The answer perhaps lies up the coast from Los Angeles, where the Milpitas Unified School District (MUSD) also has made a significant investment in personal technology but has also successfully implemented blended learning to create personalized instruction for its students. (Lapowski, 2015)
The contrast between the two school districts in how their instructional technology programs came about it instructive.
In Los Angeles, the Instructional Technology Initiative began at the top as did the Milpitas project. However, in Milpitas, Cary Matsuoka, the superintendent began by asking his principals the question: "If you could design the school of the future, what would it look like?" His goal was to "give principals and teachers the autonomy to determine what would work best for their schools." (Lapowski, 2015)

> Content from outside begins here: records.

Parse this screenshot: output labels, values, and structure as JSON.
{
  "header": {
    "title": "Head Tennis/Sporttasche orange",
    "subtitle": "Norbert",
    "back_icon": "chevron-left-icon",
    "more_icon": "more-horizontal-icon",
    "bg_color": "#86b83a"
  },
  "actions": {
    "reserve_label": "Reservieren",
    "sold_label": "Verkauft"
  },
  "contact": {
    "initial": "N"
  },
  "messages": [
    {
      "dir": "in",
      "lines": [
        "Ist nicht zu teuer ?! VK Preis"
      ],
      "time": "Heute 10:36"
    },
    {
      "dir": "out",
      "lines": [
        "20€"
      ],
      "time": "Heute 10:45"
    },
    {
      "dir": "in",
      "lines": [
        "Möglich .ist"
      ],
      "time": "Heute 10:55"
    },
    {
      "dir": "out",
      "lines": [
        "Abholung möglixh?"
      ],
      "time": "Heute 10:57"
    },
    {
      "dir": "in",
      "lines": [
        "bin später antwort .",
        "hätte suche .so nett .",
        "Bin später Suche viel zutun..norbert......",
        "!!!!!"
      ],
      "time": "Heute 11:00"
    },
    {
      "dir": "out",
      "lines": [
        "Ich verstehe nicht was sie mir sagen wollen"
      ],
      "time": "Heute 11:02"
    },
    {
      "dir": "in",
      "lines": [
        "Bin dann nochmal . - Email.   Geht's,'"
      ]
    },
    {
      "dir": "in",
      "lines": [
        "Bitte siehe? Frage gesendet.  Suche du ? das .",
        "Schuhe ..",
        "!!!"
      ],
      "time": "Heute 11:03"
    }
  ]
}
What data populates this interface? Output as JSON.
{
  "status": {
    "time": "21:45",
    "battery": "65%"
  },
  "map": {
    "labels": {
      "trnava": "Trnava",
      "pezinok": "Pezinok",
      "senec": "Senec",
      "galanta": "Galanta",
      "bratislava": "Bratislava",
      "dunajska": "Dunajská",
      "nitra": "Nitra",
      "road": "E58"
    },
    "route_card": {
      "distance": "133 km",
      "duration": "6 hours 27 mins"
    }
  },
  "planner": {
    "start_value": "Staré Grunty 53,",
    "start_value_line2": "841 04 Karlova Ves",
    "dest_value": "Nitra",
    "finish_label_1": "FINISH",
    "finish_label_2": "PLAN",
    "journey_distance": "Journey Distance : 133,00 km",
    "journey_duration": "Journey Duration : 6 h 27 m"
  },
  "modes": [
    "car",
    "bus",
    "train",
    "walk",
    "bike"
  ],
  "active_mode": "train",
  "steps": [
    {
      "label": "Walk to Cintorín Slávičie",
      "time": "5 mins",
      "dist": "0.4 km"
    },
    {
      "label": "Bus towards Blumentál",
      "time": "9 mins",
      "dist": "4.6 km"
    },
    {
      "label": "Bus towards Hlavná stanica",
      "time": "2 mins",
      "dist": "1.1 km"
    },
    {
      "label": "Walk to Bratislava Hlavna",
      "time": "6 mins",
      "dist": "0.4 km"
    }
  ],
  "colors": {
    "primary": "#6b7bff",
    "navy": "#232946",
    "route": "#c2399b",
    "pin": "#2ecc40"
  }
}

The principals responded thoughtfully and made the project a whole-district endeavor. For example, instead of iPads, the district chose to use Chromebooks because they were both less expensive and easier to manage because they are cloud-based. The principals also devised a rotation system for the Chromebooks so that the district didn't need one-to-one technology. (Lapowski, 2015)
The success of the Milpitas effort is reflected in what a departing Board of Education member recalled in 2016 about his eight years on the Board.
We went through both academic and sport renewal and modernization, implemented blended learning and Common Core, build a high-tech infrastructure and new athletic facilities...For the past eight years, we saw student achievement improved significantly, we are also financially solid. (Mohammed, 2016)
The contrasting examples provided by Kyrene and Milpitas versus the LAUSD debacle support the contention that educational technology can play an important role in education so long as it is implemented based on a shared vision that include the identification of the actual problem to be solved; if the school and district leadership supports all aspects of the implementation; and if implementation is built on the development of a technology infrastructure and a culture of professional learning that includes the community, parents and guardians, all school personnel, and the development of a coaching/mentoring model.
This last is important because the technology will be a catalyst for changing the connections between learning and instruction. (Greaves, 2010)
Greaves, T., Hayes, J., Wilson, L., Gielniak, M., & Peterson, R. (2010). Project Red: Revolutionizing Education: Nine Keys to Student Achievement and Cost Effectivenss.
Goodman, B. (2011). Research Says…/One-to-One Laptop Programs Are No Silver Bullet. EdLeadership, 68), 78-79.
Lapowski, I. (2015). What Schools Must Learn From LA’s IPad Debacle. Wired.
Mohammed, Aliyah (2016). Milpitas: School boar names permanent MUSD superintendent. The Mercury News, November 17, 2016.
Richtel, M. (2011c). In Classroom of Future, Stagnant Scores. New York Times.
Dr. John Holton
Dr. John Holton joined the S²TEM Centers SC in July of 2013, as a research associate with an emphasis on the STEM literature including state and local STEM plans from around the nation.